Locate the string "капитал" in the records below. Copy every line where it occurs.

(Source data)

****

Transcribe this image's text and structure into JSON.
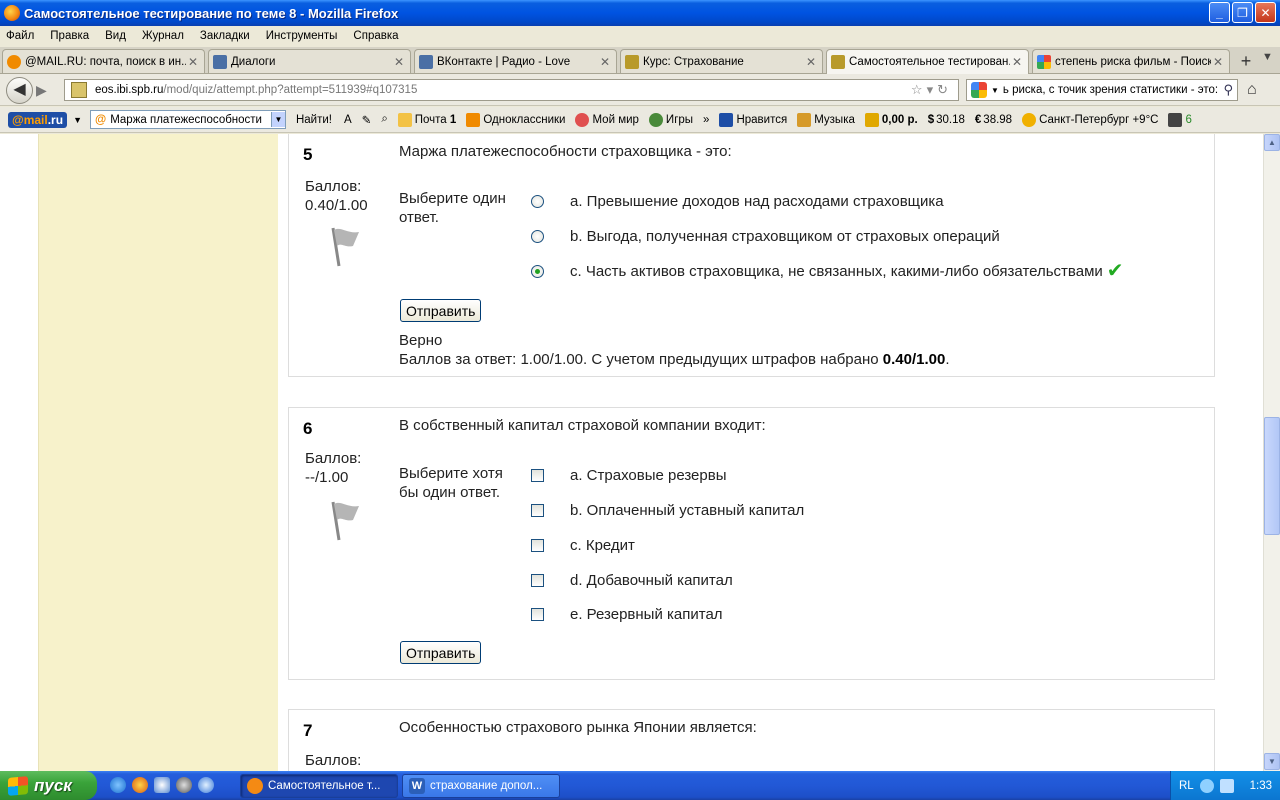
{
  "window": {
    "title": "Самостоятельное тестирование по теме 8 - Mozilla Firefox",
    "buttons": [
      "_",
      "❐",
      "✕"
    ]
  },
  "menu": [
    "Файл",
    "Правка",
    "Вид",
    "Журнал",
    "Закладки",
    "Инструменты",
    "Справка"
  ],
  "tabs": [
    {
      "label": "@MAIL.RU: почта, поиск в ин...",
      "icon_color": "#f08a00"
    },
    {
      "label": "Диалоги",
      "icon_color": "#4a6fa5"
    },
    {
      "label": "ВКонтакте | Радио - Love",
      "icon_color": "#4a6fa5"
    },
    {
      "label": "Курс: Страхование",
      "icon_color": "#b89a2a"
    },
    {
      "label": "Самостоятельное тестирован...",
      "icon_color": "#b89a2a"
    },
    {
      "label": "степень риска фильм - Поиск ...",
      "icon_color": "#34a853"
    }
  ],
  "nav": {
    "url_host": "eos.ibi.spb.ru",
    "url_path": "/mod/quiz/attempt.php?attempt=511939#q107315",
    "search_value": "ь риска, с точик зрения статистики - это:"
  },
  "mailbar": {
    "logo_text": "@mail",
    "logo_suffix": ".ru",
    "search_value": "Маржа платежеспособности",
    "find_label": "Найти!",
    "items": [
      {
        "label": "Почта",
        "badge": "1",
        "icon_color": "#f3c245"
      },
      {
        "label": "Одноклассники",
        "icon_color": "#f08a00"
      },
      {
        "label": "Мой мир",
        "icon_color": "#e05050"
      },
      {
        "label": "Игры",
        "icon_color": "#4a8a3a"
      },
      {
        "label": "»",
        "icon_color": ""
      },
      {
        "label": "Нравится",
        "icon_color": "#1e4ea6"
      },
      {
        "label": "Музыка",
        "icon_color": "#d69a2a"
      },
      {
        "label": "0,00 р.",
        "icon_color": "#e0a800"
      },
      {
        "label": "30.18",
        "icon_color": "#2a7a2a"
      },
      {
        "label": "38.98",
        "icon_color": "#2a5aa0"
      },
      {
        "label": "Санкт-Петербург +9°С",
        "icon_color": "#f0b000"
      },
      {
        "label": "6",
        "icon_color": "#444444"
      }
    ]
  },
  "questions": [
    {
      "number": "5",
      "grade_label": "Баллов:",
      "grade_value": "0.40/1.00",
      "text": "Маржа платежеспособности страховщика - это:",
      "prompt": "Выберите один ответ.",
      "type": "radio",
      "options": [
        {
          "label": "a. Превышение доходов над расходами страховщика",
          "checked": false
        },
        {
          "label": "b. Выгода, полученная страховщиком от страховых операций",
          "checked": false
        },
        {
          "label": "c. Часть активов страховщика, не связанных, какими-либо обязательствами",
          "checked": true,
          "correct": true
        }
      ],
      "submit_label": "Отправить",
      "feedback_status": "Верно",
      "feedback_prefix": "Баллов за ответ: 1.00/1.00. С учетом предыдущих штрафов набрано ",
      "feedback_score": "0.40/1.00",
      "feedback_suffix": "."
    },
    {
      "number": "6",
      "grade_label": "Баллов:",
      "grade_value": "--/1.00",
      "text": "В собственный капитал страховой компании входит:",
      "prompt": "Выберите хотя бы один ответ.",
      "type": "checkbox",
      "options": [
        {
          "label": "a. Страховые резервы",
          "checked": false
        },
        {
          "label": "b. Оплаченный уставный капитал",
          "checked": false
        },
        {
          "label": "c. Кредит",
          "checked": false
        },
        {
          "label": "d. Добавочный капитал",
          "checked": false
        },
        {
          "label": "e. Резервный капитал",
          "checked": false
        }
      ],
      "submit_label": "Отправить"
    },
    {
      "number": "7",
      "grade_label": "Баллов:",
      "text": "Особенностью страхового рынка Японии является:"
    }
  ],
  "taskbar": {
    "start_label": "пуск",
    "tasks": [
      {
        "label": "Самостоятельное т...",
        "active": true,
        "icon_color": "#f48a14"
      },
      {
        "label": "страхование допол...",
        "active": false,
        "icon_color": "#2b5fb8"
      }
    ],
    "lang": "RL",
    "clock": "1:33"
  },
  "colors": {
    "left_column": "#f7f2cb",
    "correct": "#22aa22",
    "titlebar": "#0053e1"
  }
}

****

__EXERCISE ANSWER__.
      "text": "В собственный капитал страховой компании входит:",
          "label": "b. Оплаченный уставный капитал",
          "label": "d. Добавочный капитал",
          "label": "e. Резервный капитал",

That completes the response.